I was down in the kitchen this evening when she came in through the CatFlap(R) with a small furry thing in her mouth. I immediately shouted “Out!” and she took her anticipated meal out to the patio. I decided to watch what she did with her catch, which appeared to be a small vole.
At this stage the vole was in fairly good nick, if a little shaken, and could probably have made a good getaway had it been anywhere near some long grass. Lady V had other ideas and let it try its best whilst literally dancing around the poor beast. She would actually spin around completely and catch the vole again and again. The next trick was to let it get to the wall and try to climb up; she would permit only so much of this before pawing it to the ground again, mouthing it and patting it about.

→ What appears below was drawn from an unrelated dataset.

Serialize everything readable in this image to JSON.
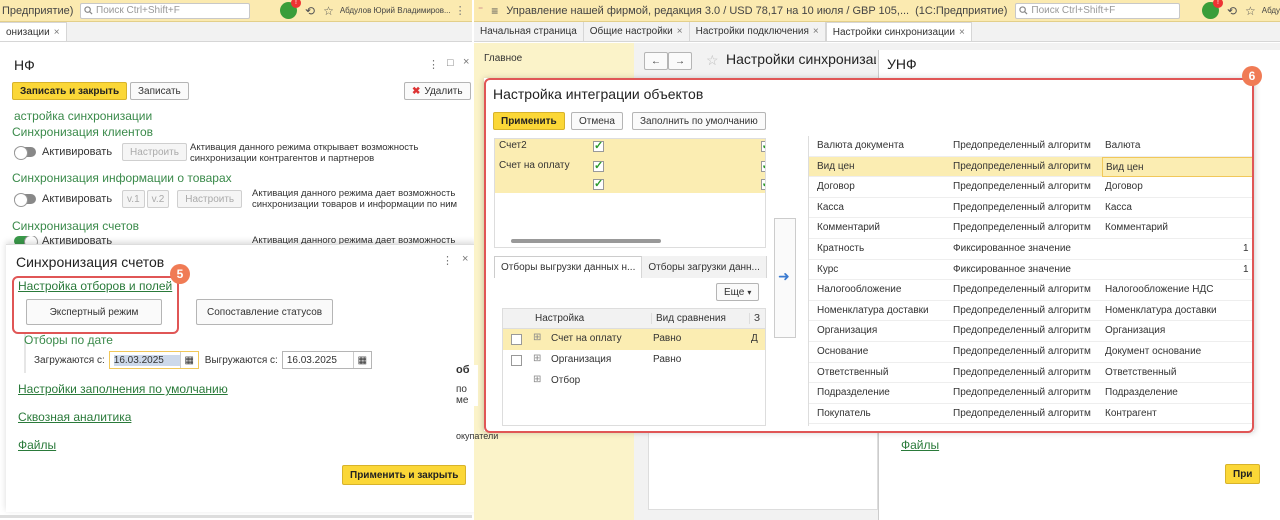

By this time the vole was visibly tiring and unable to make any further escape attempts.
The cat had plenty of play left in her, however, and proceeded to sprawl out in the evening sunshine and roll around, displaying the classic “playful kitty” method of springing the vole up into the air and down again. By now the little thing was twitching and its chest would convulse as its end came nearer. Lady V rolled around on top of it, enjoying the warmth of the ground, and displayed a complete nonchalance towards the fate of her prey.
Only when the poor wee thing was no longer moving did she decide that playtime was over and teatime had arrived. She proceeded to devote herself to her carnal appetites and the vole disappeared completely in little under two minutes. She then came in to seek appreciation and the usual domestic attentions from the household.

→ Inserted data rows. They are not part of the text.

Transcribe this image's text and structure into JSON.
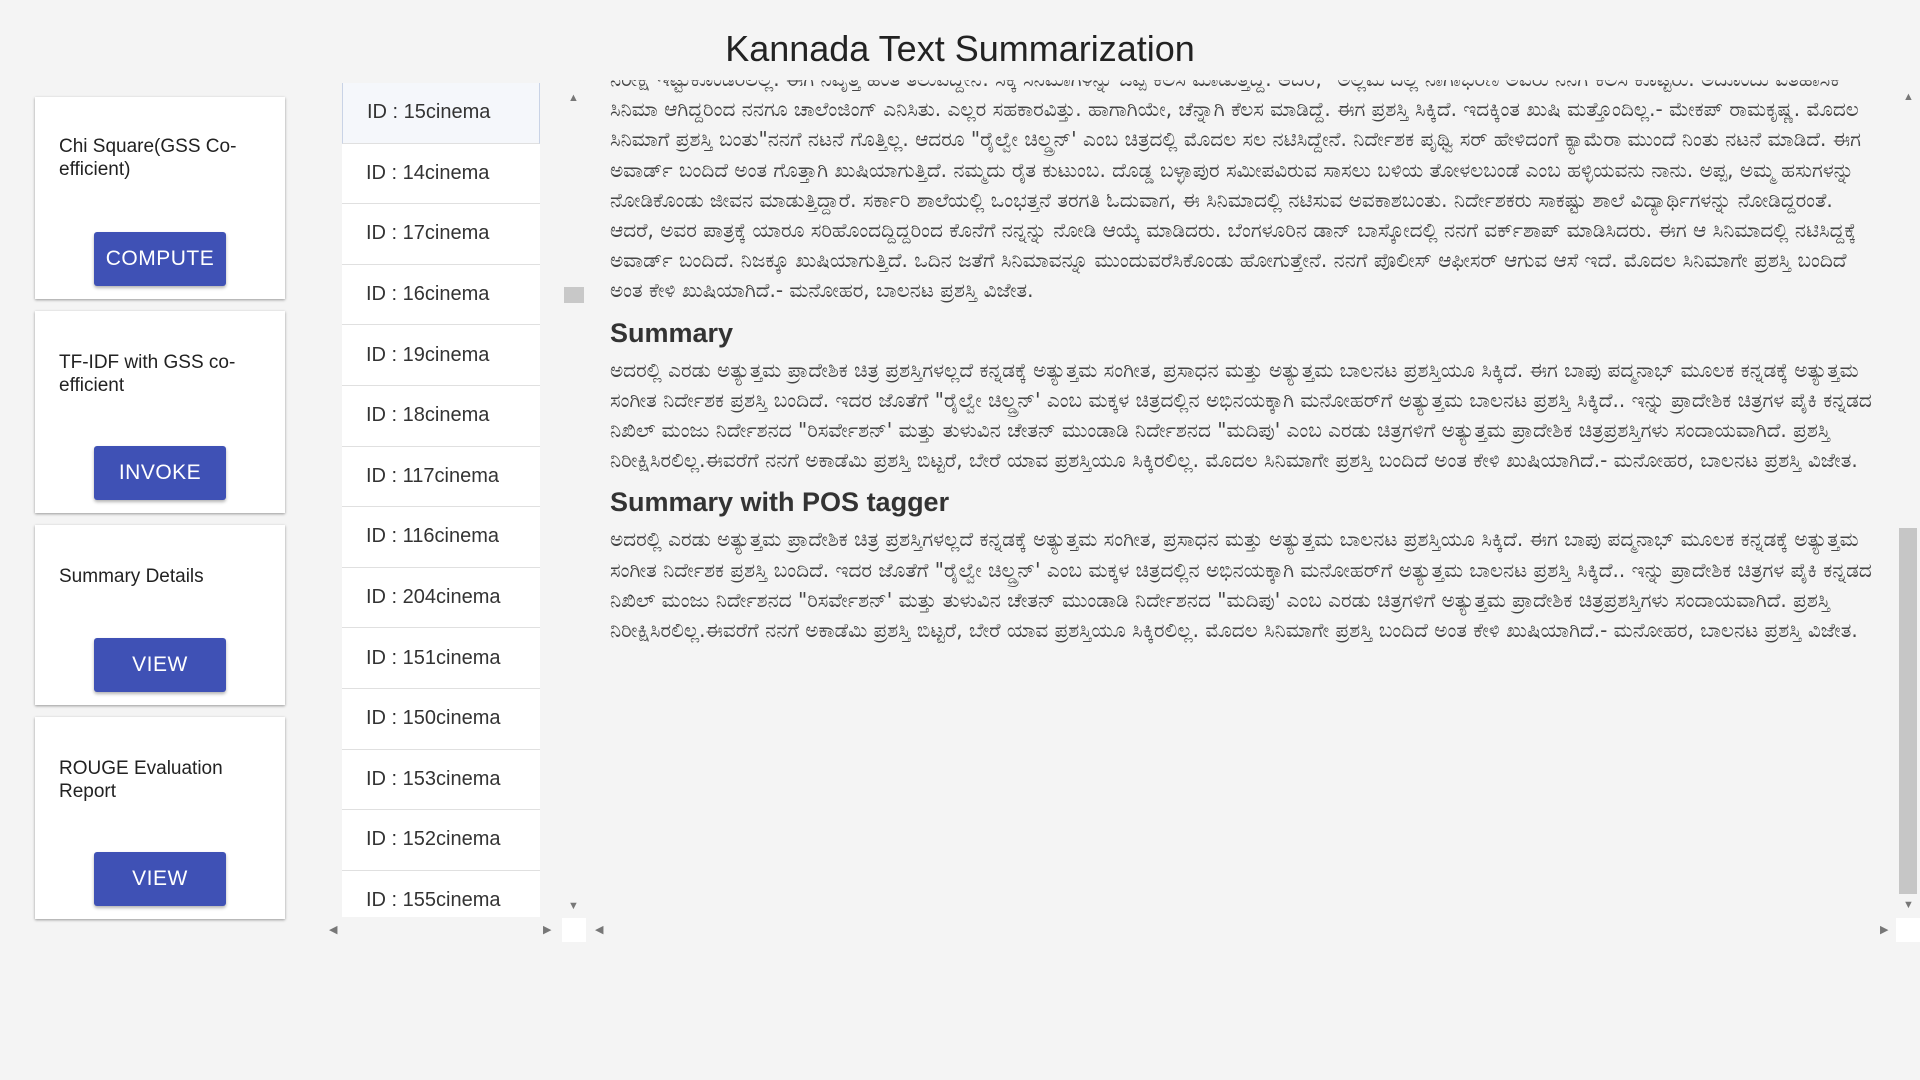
{
  "page": {
    "title": "Kannada Text Summarization"
  },
  "cards": [
    {
      "title": "Chi Square(GSS Co-efficient)",
      "button": "COMPUTE"
    },
    {
      "title": "TF-IDF with GSS co-efficient",
      "button": "INVOKE"
    },
    {
      "title": "Summary Details",
      "button": "VIEW"
    },
    {
      "title": "ROUGE Evaluation Report",
      "button": "VIEW"
    }
  ],
  "ids": [
    "ID : 15cinema",
    "ID : 14cinema",
    "ID : 17cinema",
    "ID : 16cinema",
    "ID : 19cinema",
    "ID : 18cinema",
    "ID : 117cinema",
    "ID : 116cinema",
    "ID : 204cinema",
    "ID : 151cinema",
    "ID : 150cinema",
    "ID : 153cinema",
    "ID : 152cinema",
    "ID : 155cinema"
  ],
  "content": {
    "original_text": "ನಿರೀಕ್ಷೆ ಇಟ್ಟುಕೊಂಡಿರಲಿಲ್ಲ. ಈಗ ನಿವೃತ್ತಿ ಹಂತ ತಲುಪಿದ್ದೇನೆ. ಸಿಕ್ಕ ಸಿನಿಮಾಗಳನ್ನು ಒಪ್ಪಿ ಕೆಲಸ ಮಾಡುತ್ತಿದ್ದೆ. ಆದರೆ, \"ಅಲ್ಲಮ'ದಲ್ಲಿ ನಾಗಾಭರಣ ಅವರು ನನಗೆ ಕೆಲಸ ಕೊಟ್ಟರು. ಅದೊಂದು ಐತಿಹಾಸಿಕ ಸಿನಿಮಾ ಆಗಿದ್ದರಿಂದ ನನಗೂ ಚಾಲೆಂಜಿಂಗ್ ಎನಿಸಿತು. ಎಲ್ಲರ ಸಹಕಾರವಿತ್ತು. ಹಾಗಾಗಿಯೇ, ಚೆನ್ನಾಗಿ ಕೆಲಸ ಮಾಡಿದ್ದೆ. ಈಗ ಪ್ರಶಸ್ತಿ ಸಿಕ್ಕಿದೆ. ಇದಕ್ಕಿಂತ ಖುಷಿ ಮತ್ತೊಂದಿಲ್ಲ.- ಮೇಕಪ್ ರಾಮಕೃಷ್ಣ. ಮೊದಲ ಸಿನಿಮಾಗೆ ಪ್ರಶಸ್ತಿ ಬಂತು\"ನನಗೆ ನಟನೆ ಗೊತ್ತಿಲ್ಲ. ಆದರೂ \"ರೈಲ್ವೇ ಚಿಲ್ಡ್ರನ್' ಎಂಬ ಚಿತ್ರದಲ್ಲಿ ಮೊದಲ ಸಲ ನಟಿಸಿದ್ದೇನೆ. ನಿರ್ದೇಶಕ ಪೃಥ್ವಿ ಸರ್ ಹೇಳಿದಂಗೆ ಕ್ಯಾಮೆರಾ ಮುಂದೆ ನಿಂತು ನಟನೆ ಮಾಡಿದೆ. ಈಗ ಅವಾರ್ಡ್ ಬಂದಿದೆ ಅಂತ ಗೊತ್ತಾಗಿ ಖುಷಿಯಾಗುತ್ತಿದೆ. ನಮ್ಮದು ರೈತ ಕುಟುಂಬ. ದೊಡ್ಡ ಬಳ್ಳಾಪುರ ಸಮೀಪವಿರುವ ಸಾಸಲು ಬಳಿಯ ತೋಳಲಬಂಡೆ ಎಂಬ ಹಳ್ಳಿಯವನು ನಾನು. ಅಪ್ಪ, ಅಮ್ಮ ಹಸುಗಳನ್ನು ನೋಡಿಕೊಂಡು ಜೀವನ ಮಾಡುತ್ತಿದ್ದಾರೆ. ಸರ್ಕಾರಿ ಶಾಲೆಯಲ್ಲಿ ಒಂಭತ್ತನೆ ತರಗತಿ ಓದುವಾಗ, ಈ ಸಿನಿಮಾದಲ್ಲಿ ನಟಿಸುವ ಅವಕಾಶಬಂತು. ನಿರ್ದೇಶಕರು ಸಾಕಷ್ಟು ಶಾಲೆ ವಿದ್ಯಾರ್ಥಿಗಳನ್ನು ನೋಡಿದ್ದರಂತೆ. ಆದರೆ, ಅವರ ಪಾತ್ರಕ್ಕೆ ಯಾರೂ ಸರಿಹೊಂದದ್ದಿದ್ದರಿಂದ ಕೊನೆಗೆ ನನ್ನನ್ನು ನೋಡಿ ಆಯ್ಕೆ ಮಾಡಿದರು. ಬೆಂಗಳೂರಿನ ಡಾನ್ ಬಾಸ್ಕೋದಲ್ಲಿ ನನಗೆ ವರ್ಕ್‌ಶಾಪ್ ಮಾಡಿಸಿದರು. ಈಗ ಆ ಸಿನಿಮಾದಲ್ಲಿ ನಟಿಸಿದ್ದಕ್ಕೆ ಅವಾರ್ಡ್ ಬಂದಿದೆ. ನಿಜಕ್ಕೂ ಖುಷಿಯಾಗುತ್ತಿದೆ.  ಒದಿನ ಜತೆಗೆ ಸಿನಿಮಾವನ್ನೂ ಮುಂದುವರೆಸಿಕೊಂಡು ಹೋಗುತ್ತೇನೆ. ನನಗೆ ಪೊಲೀಸ್ ಆಫೀಸರ್ ಆಗುವ ಆಸೆ ಇದೆ. ಮೊದಲ ಸಿನಿಮಾಗೇ ಪ್ರಶಸ್ತಿ ಬಂದಿದೆ ಅಂತ ಕೇಳಿ ಖುಷಿಯಾಗಿದೆ.- ಮನೋಹರ, ಬಾಲನಟ ಪ್ರಶಸ್ತಿ ವಿಜೇತ.",
    "summary_heading": "Summary",
    "summary_text": "ಅದರಲ್ಲಿ ಎರಡು ಅತ್ಯುತ್ತಮ ಪ್ರಾದೇಶಿಕ ಚಿತ್ರ ಪ್ರಶಸ್ತಿಗಳಲ್ಲದೆ ಕನ್ನಡಕ್ಕೆ ಅತ್ಯುತ್ತಮ ಸಂಗೀತ, ಪ್ರಸಾಧನ ಮತ್ತು ಅತ್ಯುತ್ತಮ ಬಾಲನಟ ಪ್ರಶಸ್ತಿಯೂ ಸಿಕ್ಕಿದೆ. ಈಗ ಬಾಪು ಪದ್ಮನಾಭ್ ಮೂಲಕ ಕನ್ನಡಕ್ಕೆ ಅತ್ಯುತ್ತಮ ಸಂಗೀತ ನಿರ್ದೇಶಕ ಪ್ರಶಸ್ತಿ ಬಂದಿದೆ. ಇದರ ಜೊತೆಗೆ \"ರೈಲ್ವೇ ಚಿಲ್ಡ್ರನ್' ಎಂಬ ಮಕ್ಕಳ ಚಿತ್ರದಲ್ಲಿನ ಅಭಿನಯಕ್ಕಾಗಿ ಮನೋಹರ್‌ಗೆ ಅತ್ಯುತ್ತಮ ಬಾಲನಟ ಪ್ರಶಸ್ತಿ ಸಿಕ್ಕಿದೆ.. ಇನ್ನು ಪ್ರಾದೇಶಿಕ ಚಿತ್ರಗಳ ಪೈಕಿ ಕನ್ನಡದ ನಿಖಿಲ್ ಮಂಜು ನಿರ್ದೇಶನದ \"ರಿಸರ್ವೇಶನ್' ಮತ್ತು ತುಳುವಿನ ಚೇತನ್ ಮುಂಡಾಡಿ ನಿರ್ದೇಶನದ \"ಮದಿಪು' ಎಂಬ ಎರಡು ಚಿತ್ರಗಳಿಗೆ ಅತ್ಯುತ್ತಮ ಪ್ರಾದೇಶಿಕ ಚಿತ್ರಪ್ರಶಸ್ತಿಗಳು ಸಂದಾಯವಾಗಿದೆ. ಪ್ರಶಸ್ತಿ ನಿರೀಕ್ಷಿಸಿರಲಿಲ್ಲ.ಈವರೆಗೆ ನನಗೆ ಅಕಾಡೆಮಿ ಪ್ರಶಸ್ತಿ ಬಿಟ್ಟರೆ, ಬೇರೆ ಯಾವ ಪ್ರಶಸ್ತಿಯೂ ಸಿಕ್ಕಿರಲಿಲ್ಲ. ಮೊದಲ ಸಿನಿಮಾಗೇ ಪ್ರಶಸ್ತಿ ಬಂದಿದೆ ಅಂತ ಕೇಳಿ ಖುಷಿಯಾಗಿದೆ.- ಮನೋಹರ, ಬಾಲನಟ ಪ್ರಶಸ್ತಿ ವಿಜೇತ.",
    "pos_heading": "Summary with POS tagger",
    "pos_text": "ಅದರಲ್ಲಿ ಎರಡು ಅತ್ಯುತ್ತಮ ಪ್ರಾದೇಶಿಕ ಚಿತ್ರ ಪ್ರಶಸ್ತಿಗಳಲ್ಲದೆ ಕನ್ನಡಕ್ಕೆ ಅತ್ಯುತ್ತಮ ಸಂಗೀತ, ಪ್ರಸಾಧನ ಮತ್ತು ಅತ್ಯುತ್ತಮ ಬಾಲನಟ ಪ್ರಶಸ್ತಿಯೂ ಸಿಕ್ಕಿದೆ. ಈಗ ಬಾಪು ಪದ್ಮನಾಭ್ ಮೂಲಕ ಕನ್ನಡಕ್ಕೆ ಅತ್ಯುತ್ತಮ ಸಂಗೀತ ನಿರ್ದೇಶಕ ಪ್ರಶಸ್ತಿ ಬಂದಿದೆ. ಇದರ ಜೊತೆಗೆ \"ರೈಲ್ವೇ ಚಿಲ್ಡ್ರನ್' ಎಂಬ ಮಕ್ಕಳ ಚಿತ್ರದಲ್ಲಿನ ಅಭಿನಯಕ್ಕಾಗಿ ಮನೋಹರ್‌ಗೆ ಅತ್ಯುತ್ತಮ ಬಾಲನಟ ಪ್ರಶಸ್ತಿ ಸಿಕ್ಕಿದೆ.. ಇನ್ನು ಪ್ರಾದೇಶಿಕ ಚಿತ್ರಗಳ ಪೈಕಿ ಕನ್ನಡದ ನಿಖಿಲ್ ಮಂಜು ನಿರ್ದೇಶನದ \"ರಿಸರ್ವೇಶನ್' ಮತ್ತು ತುಳುವಿನ ಚೇತನ್ ಮುಂಡಾಡಿ ನಿರ್ದೇಶನದ \"ಮದಿಪು' ಎಂಬ ಎರಡು ಚಿತ್ರಗಳಿಗೆ ಅತ್ಯುತ್ತಮ ಪ್ರಾದೇಶಿಕ ಚಿತ್ರಪ್ರಶಸ್ತಿಗಳು ಸಂದಾಯವಾಗಿದೆ. ಪ್ರಶಸ್ತಿ ನಿರೀಕ್ಷಿಸಿರಲಿಲ್ಲ.ಈವರೆಗೆ ನನಗೆ ಅಕಾಡೆಮಿ ಪ್ರಶಸ್ತಿ ಬಿಟ್ಟರೆ, ಬೇರೆ ಯಾವ ಪ್ರಶಸ್ತಿಯೂ ಸಿಕ್ಕಿರಲಿಲ್ಲ. ಮೊದಲ ಸಿನಿಮಾಗೇ ಪ್ರಶಸ್ತಿ ಬಂದಿದೆ ಅಂತ ಕೇಳಿ ಖುಷಿಯಾಗಿದೆ.- ಮನೋಹರ, ಬಾಲನಟ ಪ್ರಶಸ್ತಿ ವಿಜೇತ."
  },
  "scroll": {
    "up_glyph": "▲",
    "down_glyph": "▼",
    "left_glyph": "◀",
    "right_glyph": "▶"
  },
  "colors": {
    "accent": "#3f51b5",
    "background": "#f4f4f4"
  }
}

No doubt some readers will question my role as passive observer in this drama and protest my failure to intervene on behalf of the vole. If I had tried to get out to her, I’ve no doubt that she would have picked up her prey and carted it off to some location where she could entertain and feed herself with disapproval. The other point is that she does this several times every day and a single intervention is pretty meaningless in the overall scheme of things. If I’d stayed upstairs the drama would have been played out in the kitchen unobserved by me, so feeling guilty for observing and accepting Lady V’s behaviour is irrational and unreasonable, however much some sense of guilt creeps in from being a witness to the microcarnage.